RMS: tornadoes are more common in Europe than we usually think

8 July 2021 — Daniela GHETU
Tornadoes are more common in Europe than is perhaps thought, with over 100 occurring on average each year across the continent, Laurent MARESCOT, Senior Director, Market and Product Expert for EMEA and CIS with RMS said in a post on LinkedIn.

Though tornadoes are most common in France, Italy, Germany, Benelux and Poland, in particular over flatter terrain between water bodies and mountains, he explained. Here, warm, moist air coming inland from the sea can undercut cool, dry air flowing towards it at higher altitudes, generating atmospheric instability and wind shear.

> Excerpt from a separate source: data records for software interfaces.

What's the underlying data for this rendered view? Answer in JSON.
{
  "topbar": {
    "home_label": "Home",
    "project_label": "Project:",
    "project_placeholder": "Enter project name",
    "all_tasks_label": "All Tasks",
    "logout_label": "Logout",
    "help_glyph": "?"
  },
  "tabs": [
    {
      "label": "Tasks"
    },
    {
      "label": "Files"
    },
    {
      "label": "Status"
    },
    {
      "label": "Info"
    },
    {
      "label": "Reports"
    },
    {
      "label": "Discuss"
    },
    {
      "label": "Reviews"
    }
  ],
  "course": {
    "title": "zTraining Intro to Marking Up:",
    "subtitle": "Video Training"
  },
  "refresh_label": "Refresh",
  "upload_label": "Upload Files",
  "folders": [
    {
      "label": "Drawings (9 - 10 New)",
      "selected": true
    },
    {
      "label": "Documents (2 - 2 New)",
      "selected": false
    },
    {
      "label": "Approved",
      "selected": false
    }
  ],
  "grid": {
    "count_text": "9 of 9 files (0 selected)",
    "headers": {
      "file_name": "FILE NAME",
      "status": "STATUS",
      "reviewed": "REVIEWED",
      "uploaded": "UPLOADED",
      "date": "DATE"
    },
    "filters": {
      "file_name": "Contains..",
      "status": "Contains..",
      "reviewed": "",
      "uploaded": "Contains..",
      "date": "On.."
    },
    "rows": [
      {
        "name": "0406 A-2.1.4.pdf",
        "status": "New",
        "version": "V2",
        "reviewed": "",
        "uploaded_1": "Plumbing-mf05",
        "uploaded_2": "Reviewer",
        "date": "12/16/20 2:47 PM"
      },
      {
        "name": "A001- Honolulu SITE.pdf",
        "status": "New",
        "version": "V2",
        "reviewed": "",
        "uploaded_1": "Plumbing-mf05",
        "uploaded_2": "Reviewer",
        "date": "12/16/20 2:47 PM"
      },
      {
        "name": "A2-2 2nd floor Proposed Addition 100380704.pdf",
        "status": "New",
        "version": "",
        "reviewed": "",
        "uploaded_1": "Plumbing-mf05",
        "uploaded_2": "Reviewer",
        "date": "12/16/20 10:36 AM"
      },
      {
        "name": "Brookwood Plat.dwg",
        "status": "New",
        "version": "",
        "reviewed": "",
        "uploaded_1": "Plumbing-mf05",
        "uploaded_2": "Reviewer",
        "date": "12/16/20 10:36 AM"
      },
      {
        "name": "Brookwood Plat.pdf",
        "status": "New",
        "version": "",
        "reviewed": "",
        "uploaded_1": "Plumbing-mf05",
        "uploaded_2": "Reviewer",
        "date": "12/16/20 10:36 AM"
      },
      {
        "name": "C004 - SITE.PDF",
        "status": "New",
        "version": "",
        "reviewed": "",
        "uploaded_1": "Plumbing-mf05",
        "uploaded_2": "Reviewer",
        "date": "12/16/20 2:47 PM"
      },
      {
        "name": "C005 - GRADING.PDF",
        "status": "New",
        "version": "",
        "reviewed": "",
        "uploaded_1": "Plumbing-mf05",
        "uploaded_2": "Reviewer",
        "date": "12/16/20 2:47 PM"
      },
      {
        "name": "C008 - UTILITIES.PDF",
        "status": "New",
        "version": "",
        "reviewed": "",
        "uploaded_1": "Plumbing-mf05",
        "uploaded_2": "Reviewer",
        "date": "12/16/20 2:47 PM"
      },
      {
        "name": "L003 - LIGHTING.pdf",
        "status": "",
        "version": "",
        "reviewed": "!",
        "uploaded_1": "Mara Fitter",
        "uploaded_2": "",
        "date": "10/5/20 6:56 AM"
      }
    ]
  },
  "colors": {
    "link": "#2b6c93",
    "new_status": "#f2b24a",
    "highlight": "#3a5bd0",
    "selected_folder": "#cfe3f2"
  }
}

The tornado that struck Southern Moravia on 24 June was unusually strong, with an estimated class either EF-3 or EF-4 (max. wind gusts up to an incredible 200mph!), the half a kilometer-wide tornado funnel travelling about 26 kilometers. According to first estimations of the Czech authorities, the total damage to public private and industrial sectors of the South Moravian municipalities in the Breclav and Hodonin vicinities hit by storms and the tornado amounted to CZK 15 billion, but the sum does may increase as it doesn't fully include damages to private properties. The storm and tornado caused damages to 1,200 houses.

Using the Europe Severe Convective Storm model it has released last year, RMS has calculated that on average there are about 4 days a year when a tornado occurs in the Czech Republic. However, the return period of a tornado of EF-3 intensity or stronger is far higher, about 1 in 40 years.

Yet, as devastating as the Southern Moravia tornado was, "it could have been far more deadly and damaging, had it hit any major urban or industrial areas," said Marescot mentioning a noticeable the historical example, of the EF-2 tornado that hit the very center of Paris in 1892, starting in the Jardin du Luxembourg and continuing north-eastwards for six kilometers. Or further back in time, the tornado hitting London in 1091 (estimated EF-4) that destroyed hundreds of houses and even damaged London Bridge. "Imagine the impact these tornadoes would have if they happen again nowadays," Marescot emphasized, reminding that the recent example of the July 8, 2015, EF-4 tornado that hit Mira and Dolo in Italy, very close to Venice, shows the possibility of string tornadoes occurring in Europe is very real.